■ Supplied entries:
※

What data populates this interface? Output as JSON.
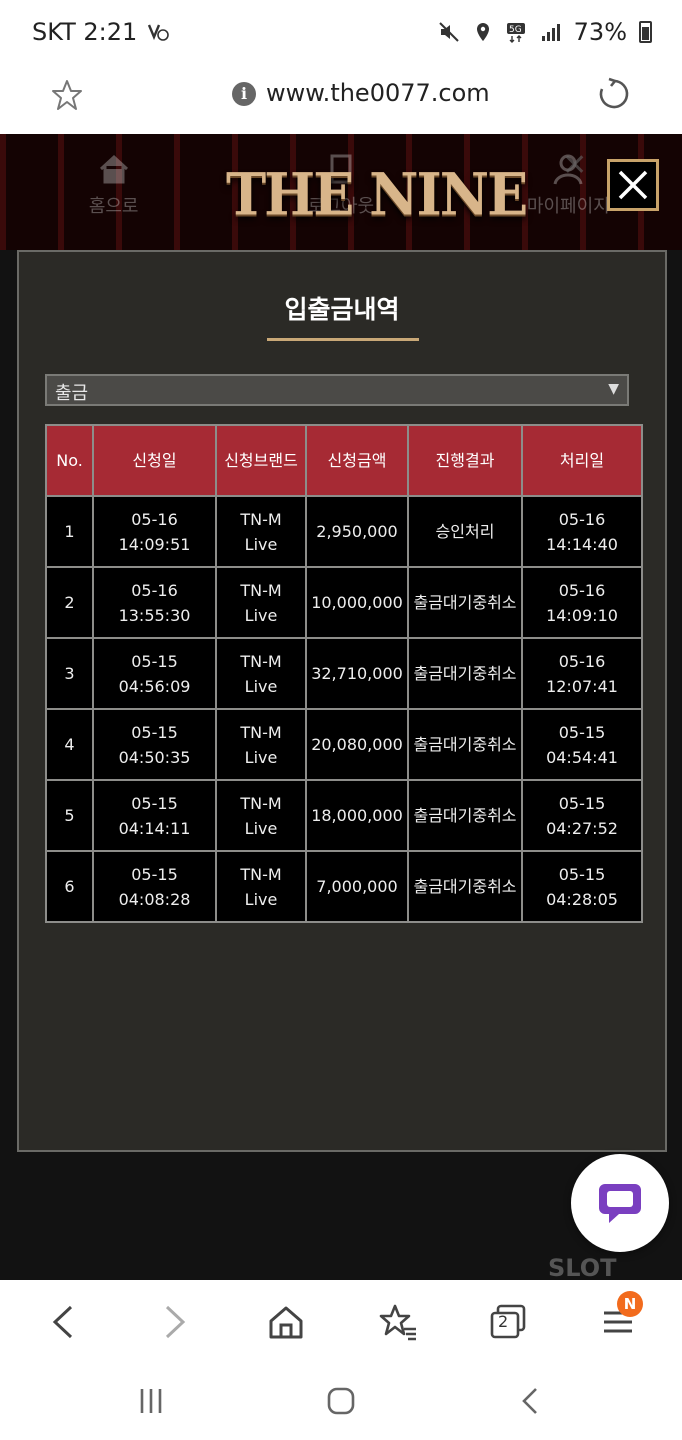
{
  "status_bar": {
    "carrier_time": "SKT 2:21",
    "battery": "73%"
  },
  "url_bar": {
    "url": "www.the0077.com"
  },
  "site": {
    "logo": "THE NINE",
    "nav": [
      {
        "label": "홈으로"
      },
      {
        "label": "로그아웃"
      },
      {
        "label": "마이페이지"
      }
    ]
  },
  "modal": {
    "title": "입출금내역",
    "select_value": "출금",
    "headers": [
      "No.",
      "신청일",
      "신청브랜드",
      "신청금액",
      "진행결과",
      "처리일"
    ],
    "rows": [
      {
        "no": "1",
        "date": "05-16",
        "time": "14:09:51",
        "brand1": "TN-M",
        "brand2": "Live",
        "amount": "2,950,000",
        "result": "승인처리",
        "pdate": "05-16",
        "ptime": "14:14:40"
      },
      {
        "no": "2",
        "date": "05-16",
        "time": "13:55:30",
        "brand1": "TN-M",
        "brand2": "Live",
        "amount": "10,000,000",
        "result": "출금대기중취소",
        "pdate": "05-16",
        "ptime": "14:09:10"
      },
      {
        "no": "3",
        "date": "05-15",
        "time": "04:56:09",
        "brand1": "TN-M",
        "brand2": "Live",
        "amount": "32,710,000",
        "result": "출금대기중취소",
        "pdate": "05-16",
        "ptime": "12:07:41"
      },
      {
        "no": "4",
        "date": "05-15",
        "time": "04:50:35",
        "brand1": "TN-M",
        "brand2": "Live",
        "amount": "20,080,000",
        "result": "출금대기중취소",
        "pdate": "05-15",
        "ptime": "04:54:41"
      },
      {
        "no": "5",
        "date": "05-15",
        "time": "04:14:11",
        "brand1": "TN-M",
        "brand2": "Live",
        "amount": "18,000,000",
        "result": "출금대기중취소",
        "pdate": "05-15",
        "ptime": "04:27:52"
      },
      {
        "no": "6",
        "date": "05-15",
        "time": "04:08:28",
        "brand1": "TN-M",
        "brand2": "Live",
        "amount": "7,000,000",
        "result": "출금대기중취소",
        "pdate": "05-15",
        "ptime": "04:28:05"
      }
    ]
  },
  "background": {
    "slot_text": "SLOT"
  },
  "toolbar": {
    "tabs_count": "2",
    "menu_badge": "N"
  },
  "colors": {
    "accent_gold": "#c9a877",
    "header_red": "#a62a34",
    "chat_purple": "#7a3fc0",
    "badge_orange": "#f26b1d"
  },
  "icons": [
    "star-icon",
    "info-icon",
    "reload-icon",
    "close-icon",
    "chat-icon",
    "back-icon",
    "forward-icon",
    "home-icon",
    "bookmarks-icon",
    "tabs-icon",
    "menu-icon"
  ]
}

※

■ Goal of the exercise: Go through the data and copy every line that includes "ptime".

■ Answer section:
        "ptime": "14:14:40"
        "ptime": "14:09:10"
        "ptime": "12:07:41"
        "ptime": "04:54:41"
        "ptime": "04:27:52"
        "ptime": "04:28:05"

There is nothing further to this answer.